The last thing I started carrying to every match I go to is a small cleaning kit. 22 caliber guns are known to jam if you don’t take good care of them and keep them clean. Always carry cleaning solution, a bore snake, and oil. Lubrication is key to guns running smoothly and in all types of weather conditions. So be sure to apply lube before the match starts.
Quick Match Tips
I recently shot the Alabama Steel Challenge Championship. All I can say is I had a great time shooting in the Pistol Caliber Carbine Open (PCCO) and Rimfire Pistol Irons (RFRI) divisions. While I didn’t break the infamous 60 seconds in a division, I shot a 71.83 in the PCCO division and a 103.47 in the RFRI division.
Here are some things I learned about shooting a Steel Challenge match that may help you at your first match or high-level competition:
There are only 8 official stage designs for Steel Challenge. Not all matches shoot all 8 stages, but at least 6 of the 8 are required at a Tier 2 match and above. The match I recently shot was a Tier 2 match. If you’re attending one, be aware, you can practice stages all you want before attending the match. These stage designs can also be found in the SCSA Rulebook. Each stage will always have a stop plate in the design which you shoot last to end your time for the string. If you shoot the stop plate before shooting any of the others, each plate not hit before the stop plate is considered a miss and a 3-second penalty.
Bigger matches most often have split squads where you can shoot AM or PM or both back to back. If you’re not a morning person, this is a huge advantage to being able to shoot when you’re the most prepared. I shot both AM and PM and started out with the RFRI gun. I was extremely nervous starting out and took two misses of the whole match on that first stage. Those mistakes cost me a lot of time. My stronger gun is the PCC so I shot it in the afternoon to do my best work with it and the results show that worked well.
While each stage requires you to shoot 5 strings, the best 4 are added together to give you your total time for that stage. This allows you a little room to get warmed up or try and push your speed a little. One of the biggest lessons I learned is to shoot at a consistent speed. Focus on getting your hits versus pushing yourself to do more than your abilities allow you to do.
When changing magazines for your next string on a stage, ALWAYS check your chamber to make sure it is clear. I didn’t realize I shot all 10 rounds on a stage with the RFRI pistol so when the timer went off for the second string, I pulled the trigger and found I had to chamber a round on the clock before I was able to start shooting.
If you’re bagging your gun between stages, mark on your bag with duct tape, sharpie, or some other indicator on which way the muzzle is pointing in the bag. When you go to unzip your case, the muzzle should always be pointing downrange. Always leave one side of the case zipped. When you have to re-case your gun, you aren’t flagging your own hand reaching for the zipper in the process.

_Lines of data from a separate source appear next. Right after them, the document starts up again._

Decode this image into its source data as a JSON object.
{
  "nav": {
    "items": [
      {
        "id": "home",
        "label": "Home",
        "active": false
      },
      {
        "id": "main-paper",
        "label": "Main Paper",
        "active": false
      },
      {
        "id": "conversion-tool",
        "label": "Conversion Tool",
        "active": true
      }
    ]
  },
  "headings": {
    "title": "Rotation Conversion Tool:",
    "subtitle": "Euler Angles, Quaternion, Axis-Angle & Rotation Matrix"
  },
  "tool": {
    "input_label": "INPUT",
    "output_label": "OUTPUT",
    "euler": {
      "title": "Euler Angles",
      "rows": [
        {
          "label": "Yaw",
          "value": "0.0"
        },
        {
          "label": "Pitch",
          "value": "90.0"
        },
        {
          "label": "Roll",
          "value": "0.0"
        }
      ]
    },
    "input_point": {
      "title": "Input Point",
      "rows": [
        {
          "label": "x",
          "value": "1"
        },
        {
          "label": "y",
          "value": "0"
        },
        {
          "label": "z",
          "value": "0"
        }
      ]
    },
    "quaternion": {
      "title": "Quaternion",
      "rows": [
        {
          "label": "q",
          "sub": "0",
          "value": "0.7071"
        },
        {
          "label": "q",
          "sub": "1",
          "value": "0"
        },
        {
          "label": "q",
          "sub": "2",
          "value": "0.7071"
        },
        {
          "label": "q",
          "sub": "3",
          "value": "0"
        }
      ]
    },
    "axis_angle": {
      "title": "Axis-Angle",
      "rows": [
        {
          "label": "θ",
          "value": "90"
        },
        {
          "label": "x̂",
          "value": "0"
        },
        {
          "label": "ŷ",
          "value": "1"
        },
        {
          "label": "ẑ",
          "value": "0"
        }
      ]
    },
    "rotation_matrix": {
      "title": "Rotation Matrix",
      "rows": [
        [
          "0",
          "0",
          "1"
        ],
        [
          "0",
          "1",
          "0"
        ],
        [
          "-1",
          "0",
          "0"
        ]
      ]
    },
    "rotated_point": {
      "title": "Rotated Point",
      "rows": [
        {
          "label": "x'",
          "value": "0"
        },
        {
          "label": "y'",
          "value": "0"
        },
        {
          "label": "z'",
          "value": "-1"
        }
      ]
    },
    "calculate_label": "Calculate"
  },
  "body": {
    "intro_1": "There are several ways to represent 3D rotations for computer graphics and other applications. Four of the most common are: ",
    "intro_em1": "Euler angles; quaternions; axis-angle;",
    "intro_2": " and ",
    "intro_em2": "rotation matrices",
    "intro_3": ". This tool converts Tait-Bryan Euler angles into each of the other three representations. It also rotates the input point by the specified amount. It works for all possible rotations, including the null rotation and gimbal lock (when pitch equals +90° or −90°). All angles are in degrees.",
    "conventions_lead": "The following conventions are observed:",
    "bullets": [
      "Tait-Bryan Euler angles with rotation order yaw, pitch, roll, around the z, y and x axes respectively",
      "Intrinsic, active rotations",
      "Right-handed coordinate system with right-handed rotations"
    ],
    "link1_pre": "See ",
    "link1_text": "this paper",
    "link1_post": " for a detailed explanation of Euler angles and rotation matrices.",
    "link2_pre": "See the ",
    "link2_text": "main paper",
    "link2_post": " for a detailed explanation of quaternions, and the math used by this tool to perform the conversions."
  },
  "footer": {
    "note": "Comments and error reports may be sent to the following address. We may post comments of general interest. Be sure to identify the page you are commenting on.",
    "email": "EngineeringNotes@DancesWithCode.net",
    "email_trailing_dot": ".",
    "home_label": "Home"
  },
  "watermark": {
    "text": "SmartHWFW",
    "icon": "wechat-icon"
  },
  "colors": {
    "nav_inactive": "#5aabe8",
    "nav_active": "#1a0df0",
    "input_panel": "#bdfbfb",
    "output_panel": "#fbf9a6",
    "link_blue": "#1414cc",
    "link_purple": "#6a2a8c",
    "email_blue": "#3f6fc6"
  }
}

Ask your range officer for their “cadence” before the match. They may be willing to read your times as well as any misses to you out loud. A range officer’s cadences are their range commands and the speed in which they read them to you. It’s good to know what to expect as everyone is a little different. It’s up to you if you want to know what they’re scoring your times and hits as. When you start competing on a higher level, if an RO marks down a miss, but you saw a hit, you have to arbitrate your score before the next shooter comes up.
Shooter Ready? Have fun!
There’s a lot to learn and more to pick up as you begin to shoot more matches. Don’t forget to have fun and meet new friends. Remember to ask questions, watch the professionals shoot, and bring a friend with you to the next match!